Page and application data records
-=-=-=-=-
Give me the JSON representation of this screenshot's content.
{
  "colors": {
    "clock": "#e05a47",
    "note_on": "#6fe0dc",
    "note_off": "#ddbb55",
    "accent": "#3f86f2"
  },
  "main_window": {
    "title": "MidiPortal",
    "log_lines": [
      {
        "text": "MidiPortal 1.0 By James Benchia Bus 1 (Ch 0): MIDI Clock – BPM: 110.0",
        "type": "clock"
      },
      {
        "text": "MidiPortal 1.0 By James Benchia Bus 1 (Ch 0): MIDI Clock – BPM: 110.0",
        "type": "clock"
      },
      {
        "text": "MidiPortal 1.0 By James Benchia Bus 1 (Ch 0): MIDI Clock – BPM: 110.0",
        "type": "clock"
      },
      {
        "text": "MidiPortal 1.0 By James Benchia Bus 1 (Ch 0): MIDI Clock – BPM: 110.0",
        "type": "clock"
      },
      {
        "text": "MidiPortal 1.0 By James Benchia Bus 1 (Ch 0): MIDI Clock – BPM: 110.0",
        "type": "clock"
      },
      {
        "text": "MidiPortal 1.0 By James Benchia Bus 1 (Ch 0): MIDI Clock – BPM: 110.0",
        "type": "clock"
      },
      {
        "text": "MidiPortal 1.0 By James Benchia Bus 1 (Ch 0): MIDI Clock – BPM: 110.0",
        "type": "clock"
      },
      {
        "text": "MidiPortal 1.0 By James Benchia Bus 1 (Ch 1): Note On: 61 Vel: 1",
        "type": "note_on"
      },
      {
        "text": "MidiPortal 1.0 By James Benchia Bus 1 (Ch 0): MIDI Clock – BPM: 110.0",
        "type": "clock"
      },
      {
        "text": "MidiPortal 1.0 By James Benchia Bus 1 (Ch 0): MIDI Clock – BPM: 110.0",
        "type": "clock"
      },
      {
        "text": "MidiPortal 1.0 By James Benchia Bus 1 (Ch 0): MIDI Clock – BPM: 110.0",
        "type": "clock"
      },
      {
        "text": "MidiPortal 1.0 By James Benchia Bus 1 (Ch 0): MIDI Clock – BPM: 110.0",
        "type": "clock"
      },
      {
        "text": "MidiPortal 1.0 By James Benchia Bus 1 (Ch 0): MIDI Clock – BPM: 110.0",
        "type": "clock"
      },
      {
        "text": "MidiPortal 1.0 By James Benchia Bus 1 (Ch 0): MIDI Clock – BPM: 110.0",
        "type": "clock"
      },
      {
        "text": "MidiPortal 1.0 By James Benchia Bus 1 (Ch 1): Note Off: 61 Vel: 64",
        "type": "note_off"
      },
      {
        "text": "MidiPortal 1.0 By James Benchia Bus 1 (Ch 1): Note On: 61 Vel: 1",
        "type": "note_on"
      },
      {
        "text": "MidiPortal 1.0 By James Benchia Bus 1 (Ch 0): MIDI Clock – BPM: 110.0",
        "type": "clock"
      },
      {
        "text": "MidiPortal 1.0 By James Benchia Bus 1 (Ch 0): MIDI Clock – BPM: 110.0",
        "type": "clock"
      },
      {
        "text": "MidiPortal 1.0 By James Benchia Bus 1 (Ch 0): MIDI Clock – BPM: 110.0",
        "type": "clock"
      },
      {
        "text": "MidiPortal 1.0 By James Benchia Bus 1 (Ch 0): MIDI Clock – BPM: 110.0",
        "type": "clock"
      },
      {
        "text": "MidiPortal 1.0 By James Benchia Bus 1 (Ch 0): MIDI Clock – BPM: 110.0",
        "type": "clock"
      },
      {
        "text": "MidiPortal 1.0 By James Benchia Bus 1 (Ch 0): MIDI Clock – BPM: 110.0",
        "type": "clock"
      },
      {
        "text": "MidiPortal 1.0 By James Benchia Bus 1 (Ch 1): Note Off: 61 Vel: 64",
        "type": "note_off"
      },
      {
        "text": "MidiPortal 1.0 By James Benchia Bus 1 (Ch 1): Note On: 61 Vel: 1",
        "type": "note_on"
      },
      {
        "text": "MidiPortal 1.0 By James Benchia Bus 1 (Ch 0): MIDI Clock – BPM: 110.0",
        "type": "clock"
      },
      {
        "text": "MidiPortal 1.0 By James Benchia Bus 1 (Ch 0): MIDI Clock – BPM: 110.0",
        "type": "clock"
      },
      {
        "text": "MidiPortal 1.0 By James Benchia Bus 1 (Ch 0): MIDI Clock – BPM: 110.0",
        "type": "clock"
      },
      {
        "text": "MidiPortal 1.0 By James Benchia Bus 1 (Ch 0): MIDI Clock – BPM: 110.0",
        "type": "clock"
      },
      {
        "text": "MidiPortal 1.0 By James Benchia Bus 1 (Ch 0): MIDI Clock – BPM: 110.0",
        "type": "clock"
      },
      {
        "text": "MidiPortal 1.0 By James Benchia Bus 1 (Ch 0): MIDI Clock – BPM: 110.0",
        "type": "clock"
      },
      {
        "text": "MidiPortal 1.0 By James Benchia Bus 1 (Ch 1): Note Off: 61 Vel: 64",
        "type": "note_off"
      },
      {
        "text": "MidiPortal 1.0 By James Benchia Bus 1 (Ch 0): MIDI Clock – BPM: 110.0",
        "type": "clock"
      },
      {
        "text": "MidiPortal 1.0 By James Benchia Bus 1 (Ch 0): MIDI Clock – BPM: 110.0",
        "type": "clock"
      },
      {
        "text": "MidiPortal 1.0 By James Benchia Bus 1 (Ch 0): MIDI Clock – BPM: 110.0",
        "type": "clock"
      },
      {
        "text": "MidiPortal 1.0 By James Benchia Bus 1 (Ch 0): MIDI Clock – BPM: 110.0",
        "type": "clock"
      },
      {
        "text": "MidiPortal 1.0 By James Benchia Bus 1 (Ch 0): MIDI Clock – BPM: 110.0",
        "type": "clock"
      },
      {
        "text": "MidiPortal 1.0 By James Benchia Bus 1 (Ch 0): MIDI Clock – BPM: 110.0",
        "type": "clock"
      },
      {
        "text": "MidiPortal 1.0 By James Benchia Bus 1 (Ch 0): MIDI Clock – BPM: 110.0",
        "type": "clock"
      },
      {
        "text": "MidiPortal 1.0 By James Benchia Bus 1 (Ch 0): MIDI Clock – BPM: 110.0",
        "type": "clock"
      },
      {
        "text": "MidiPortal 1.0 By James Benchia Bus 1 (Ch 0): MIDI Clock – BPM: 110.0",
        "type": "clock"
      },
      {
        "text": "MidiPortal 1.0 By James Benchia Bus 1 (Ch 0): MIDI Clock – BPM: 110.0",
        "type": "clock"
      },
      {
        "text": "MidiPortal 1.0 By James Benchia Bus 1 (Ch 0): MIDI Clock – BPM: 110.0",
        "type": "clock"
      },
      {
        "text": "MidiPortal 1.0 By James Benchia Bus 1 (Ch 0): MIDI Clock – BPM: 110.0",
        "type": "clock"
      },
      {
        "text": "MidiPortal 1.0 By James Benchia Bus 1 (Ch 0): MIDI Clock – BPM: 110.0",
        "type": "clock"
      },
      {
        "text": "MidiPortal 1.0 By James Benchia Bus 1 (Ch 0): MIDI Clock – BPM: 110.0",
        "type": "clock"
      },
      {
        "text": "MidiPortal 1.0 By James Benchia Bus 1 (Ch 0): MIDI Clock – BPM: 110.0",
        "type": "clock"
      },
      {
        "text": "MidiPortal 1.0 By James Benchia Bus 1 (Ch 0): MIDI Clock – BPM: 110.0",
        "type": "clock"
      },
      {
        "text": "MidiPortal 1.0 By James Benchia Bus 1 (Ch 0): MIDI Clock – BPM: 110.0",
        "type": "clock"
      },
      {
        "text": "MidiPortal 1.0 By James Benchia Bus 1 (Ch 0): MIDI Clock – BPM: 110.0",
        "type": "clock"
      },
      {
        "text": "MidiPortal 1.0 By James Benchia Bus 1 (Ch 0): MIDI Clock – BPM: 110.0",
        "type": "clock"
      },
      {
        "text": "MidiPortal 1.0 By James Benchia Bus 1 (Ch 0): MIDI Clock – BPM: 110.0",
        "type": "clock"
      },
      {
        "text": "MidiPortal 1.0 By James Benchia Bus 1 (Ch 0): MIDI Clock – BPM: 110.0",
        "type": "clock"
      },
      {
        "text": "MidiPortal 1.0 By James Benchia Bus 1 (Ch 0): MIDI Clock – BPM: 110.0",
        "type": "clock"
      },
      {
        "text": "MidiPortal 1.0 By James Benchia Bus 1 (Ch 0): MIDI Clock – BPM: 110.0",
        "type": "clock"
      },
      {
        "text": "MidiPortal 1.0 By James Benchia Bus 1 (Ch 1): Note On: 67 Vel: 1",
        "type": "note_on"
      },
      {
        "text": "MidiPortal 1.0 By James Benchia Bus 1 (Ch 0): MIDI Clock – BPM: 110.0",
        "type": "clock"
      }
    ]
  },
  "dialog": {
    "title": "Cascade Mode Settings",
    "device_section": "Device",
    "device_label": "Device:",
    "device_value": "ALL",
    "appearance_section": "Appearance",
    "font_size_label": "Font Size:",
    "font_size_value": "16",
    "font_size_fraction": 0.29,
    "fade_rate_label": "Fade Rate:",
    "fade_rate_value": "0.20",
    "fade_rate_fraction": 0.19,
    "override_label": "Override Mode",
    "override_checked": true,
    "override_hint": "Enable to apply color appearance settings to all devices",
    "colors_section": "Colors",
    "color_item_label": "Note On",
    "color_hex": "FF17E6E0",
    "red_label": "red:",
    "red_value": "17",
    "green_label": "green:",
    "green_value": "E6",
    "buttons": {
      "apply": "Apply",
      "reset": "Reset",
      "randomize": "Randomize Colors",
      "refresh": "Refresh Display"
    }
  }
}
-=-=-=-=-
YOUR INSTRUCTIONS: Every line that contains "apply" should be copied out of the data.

FINAL ANSWER:
    "override_hint": "Enable to apply color appearance settings to all devices",
      "apply": "Apply",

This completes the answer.